TASK BRIEF: Your task is to copy every line of the entries that contains "start".

*** DATA EXTRACT

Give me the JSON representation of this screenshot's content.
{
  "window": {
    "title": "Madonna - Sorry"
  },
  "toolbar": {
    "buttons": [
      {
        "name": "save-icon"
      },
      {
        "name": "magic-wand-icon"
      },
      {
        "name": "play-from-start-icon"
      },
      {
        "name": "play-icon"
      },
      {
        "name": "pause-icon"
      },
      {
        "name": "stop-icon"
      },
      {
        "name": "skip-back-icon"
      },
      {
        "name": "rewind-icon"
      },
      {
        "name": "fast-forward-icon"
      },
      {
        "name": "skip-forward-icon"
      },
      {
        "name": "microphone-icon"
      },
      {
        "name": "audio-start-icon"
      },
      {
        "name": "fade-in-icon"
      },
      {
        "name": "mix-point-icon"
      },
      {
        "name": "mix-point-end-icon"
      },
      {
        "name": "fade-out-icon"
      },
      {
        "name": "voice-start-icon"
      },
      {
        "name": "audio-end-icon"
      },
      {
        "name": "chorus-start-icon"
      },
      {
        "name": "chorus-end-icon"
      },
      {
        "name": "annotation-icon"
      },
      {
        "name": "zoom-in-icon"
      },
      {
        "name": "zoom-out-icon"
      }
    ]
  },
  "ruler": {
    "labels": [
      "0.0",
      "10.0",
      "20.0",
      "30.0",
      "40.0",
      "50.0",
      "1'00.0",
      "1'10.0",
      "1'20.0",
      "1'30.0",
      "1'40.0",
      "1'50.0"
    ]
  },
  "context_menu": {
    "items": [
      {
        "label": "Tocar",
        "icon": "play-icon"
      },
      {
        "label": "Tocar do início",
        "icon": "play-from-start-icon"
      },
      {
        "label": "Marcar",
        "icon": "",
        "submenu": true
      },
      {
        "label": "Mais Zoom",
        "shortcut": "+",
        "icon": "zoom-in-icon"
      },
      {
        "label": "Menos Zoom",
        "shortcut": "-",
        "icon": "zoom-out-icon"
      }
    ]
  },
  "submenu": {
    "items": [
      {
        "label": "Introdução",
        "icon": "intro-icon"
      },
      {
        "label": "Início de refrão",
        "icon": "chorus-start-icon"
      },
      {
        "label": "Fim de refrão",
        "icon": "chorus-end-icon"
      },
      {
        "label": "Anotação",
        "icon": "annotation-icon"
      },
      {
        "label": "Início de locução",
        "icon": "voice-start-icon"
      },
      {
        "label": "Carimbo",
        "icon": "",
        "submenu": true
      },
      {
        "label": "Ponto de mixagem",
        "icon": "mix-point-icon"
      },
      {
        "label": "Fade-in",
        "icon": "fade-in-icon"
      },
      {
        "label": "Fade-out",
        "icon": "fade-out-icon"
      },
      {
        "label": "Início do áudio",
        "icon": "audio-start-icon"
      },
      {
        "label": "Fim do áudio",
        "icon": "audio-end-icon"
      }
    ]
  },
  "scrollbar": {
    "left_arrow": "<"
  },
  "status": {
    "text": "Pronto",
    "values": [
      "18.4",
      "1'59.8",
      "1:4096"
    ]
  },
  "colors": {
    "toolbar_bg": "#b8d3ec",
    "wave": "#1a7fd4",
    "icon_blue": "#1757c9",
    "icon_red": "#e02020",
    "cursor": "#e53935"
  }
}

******

SOLVED PROBLEM:
        "name": "play-from-start-icon"
        "name": "audio-start-icon"
        "name": "voice-start-icon"
        "name": "chorus-start-icon"
        "icon": "play-from-start-icon"
        "icon": "chorus-start-icon"
        "icon": "voice-start-icon"
        "icon": "audio-start-icon"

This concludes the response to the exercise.